Select members from the MacLachlan College Chess Club attended Rotherglen's Chess for Charity Tournament where they competed against other independent schools in the area. MacLachlan sent two teams: an Intermediate Team (Gayan, Philip, Tianyi, Josh and Carter) and a Junior Team (Andy, Jackson, Jun, Omar and Henry). The teams completed the round robin matches landing the Intermediate Team in 1st place and the Junior team in 3rd place, sending both teams to the playoffs. After nine rounds of chess, the Junior Boys Team was defeated in the semi-finals, finishing the tournament in 4th place out of 12 competing schools, an accomplishment of which they should be very proud! After tying with their opponents, the Intermediate Team went through the semi-final round thanks to their stellar round robin record and went on to sweep the final matches, bringing home MacLachlan the gold medal! Congratulations go out to all members of the Chess Club for their dedication and enthusiasm all year long! A special thank you also goes out to Mrs. Tomasik, our Chess Team coach.
MacLachlan students are active participants in The Forrest of Reading, Canada's largest recreational reading program. This initiative of the Ontario Library Association offers 8 reading levels to encourage the love of reading in people of all ages. The Forrest helps celebrate Canadian books, authors, publishers and illustrators. More than 250,000 Canadian students are engaged annually.
Our school librarian, Mrs. Brezina, arranged for Blue Spruce nominated author Kari-Lynn Winters to come to the school where she spoke to the K-2 students who are currently reading the Blue Spruce books. Her nominated book this year is called FrenchToast. Kari-Lynn gave an enjoyable and interactive presentation to our young readers and signed books afterwards for those who had pre-purchased.
Recently the Grade 7 classes were privileged to participate in conducting four different experiments with the Scientists in School program. All of the experiments were focused around our current unit, Matter (the study of chemistry).
We first reviewed a few elements and different types of matter, for example pure substances. We were given four different tubes with different “mystery items” and we needed to use magnets and a magnifying glasses to figure out if they were mechanical mixtures or solutions. Then we were challenged to guess what was inside the tubes.
Next we completed an experiment in which we were given rubbing alcohol, water and oil as well as sugar mixed with different food colouring. We placed a small amount of the sugar and food colouring mixture into the rubbing alcohol, the oil and water all in separate containers. We mixed these items and examined them to see if the sugar, food colouring or both had mixed into the liquid. Then we mixed all the mixtures together. This was probably one of our favourite activities (even though it wasn’t really planned). We mixed all of our different colours together. Then we turned off all the overhead lights and put a few flash lights under our mixture. This was very exciting as the mixture turned into a sort of lava lamp.
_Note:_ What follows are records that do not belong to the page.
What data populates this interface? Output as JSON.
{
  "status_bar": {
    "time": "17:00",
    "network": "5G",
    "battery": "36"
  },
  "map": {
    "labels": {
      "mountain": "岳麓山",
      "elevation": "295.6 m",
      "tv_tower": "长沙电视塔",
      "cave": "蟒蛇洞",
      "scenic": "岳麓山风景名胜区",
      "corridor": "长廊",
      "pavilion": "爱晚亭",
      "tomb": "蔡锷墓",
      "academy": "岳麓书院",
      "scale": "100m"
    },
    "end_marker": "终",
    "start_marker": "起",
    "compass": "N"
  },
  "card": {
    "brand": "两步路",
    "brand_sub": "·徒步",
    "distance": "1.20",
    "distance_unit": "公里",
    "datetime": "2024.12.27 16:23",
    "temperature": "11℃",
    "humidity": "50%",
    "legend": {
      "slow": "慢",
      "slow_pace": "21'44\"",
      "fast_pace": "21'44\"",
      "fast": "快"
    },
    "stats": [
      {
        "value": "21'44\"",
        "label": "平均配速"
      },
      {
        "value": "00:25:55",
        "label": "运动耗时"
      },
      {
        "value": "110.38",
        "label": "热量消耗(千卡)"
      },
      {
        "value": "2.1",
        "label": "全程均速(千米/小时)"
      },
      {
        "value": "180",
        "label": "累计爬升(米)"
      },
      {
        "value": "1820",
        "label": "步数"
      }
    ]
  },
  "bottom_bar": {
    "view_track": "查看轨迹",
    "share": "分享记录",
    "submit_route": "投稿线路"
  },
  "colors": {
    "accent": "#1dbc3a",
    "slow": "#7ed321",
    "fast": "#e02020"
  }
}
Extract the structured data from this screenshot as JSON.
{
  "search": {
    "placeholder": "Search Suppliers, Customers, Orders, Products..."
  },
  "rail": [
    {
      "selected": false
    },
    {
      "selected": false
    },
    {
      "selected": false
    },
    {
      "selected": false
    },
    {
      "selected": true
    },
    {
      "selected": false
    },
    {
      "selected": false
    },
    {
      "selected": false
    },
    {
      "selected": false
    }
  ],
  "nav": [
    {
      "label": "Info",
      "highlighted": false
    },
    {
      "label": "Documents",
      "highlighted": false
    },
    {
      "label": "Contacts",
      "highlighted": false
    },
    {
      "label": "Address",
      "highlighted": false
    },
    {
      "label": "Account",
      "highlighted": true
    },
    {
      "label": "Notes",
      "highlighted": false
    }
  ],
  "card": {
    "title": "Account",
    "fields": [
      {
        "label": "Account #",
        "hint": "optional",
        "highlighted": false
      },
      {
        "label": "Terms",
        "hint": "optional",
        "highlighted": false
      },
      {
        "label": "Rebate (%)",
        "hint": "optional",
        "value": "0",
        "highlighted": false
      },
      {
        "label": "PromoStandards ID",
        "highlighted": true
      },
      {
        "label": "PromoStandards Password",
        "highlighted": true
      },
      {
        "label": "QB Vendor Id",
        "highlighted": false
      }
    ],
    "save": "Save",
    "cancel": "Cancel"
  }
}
Our third experiment was to separate four different unknown materials using different methods. One example of how we did this was by filling a beaker with water and picking out whatever floated; however, there was another element which then dissolved - salt.
This all led to our final experiment: cleaning an oil leak. The salt water was supposed to simulate an ocean. We transferred the water from our beakers into a tupperware which would allow a greater surface area on the top. Then our scientist, Chelsea, poured some oil into the tupperware and we were given three to four different methods to clean it up. This showed us what could help our environment especially as oil leaks are becoming more and more common.
I think I speak for everyone in our classes when I say that we had a lot of fun exploring more about matter in our very educational Scientists in School program!
During the last week of March, the Grade 7-12 Math classes visited DeCode Adventures to participate in room escapes and team building activities. Students put their critical thinking, logical reasoning and problem-solving skills to the test when collaborating with their team to develop a plan to escape their respective rooms. The team building workshops that followed forced groups to see things from differing perspectives and also gave students the opportunity to use creativity in designing a device to perform a specified task. After the trip, students reflected on the experience and made connections with their math classes by realizing the importance of executing problem-solving steps in the appropriate order to be successful and the need for clear communication when working towards a solution with a group of differing thinkers.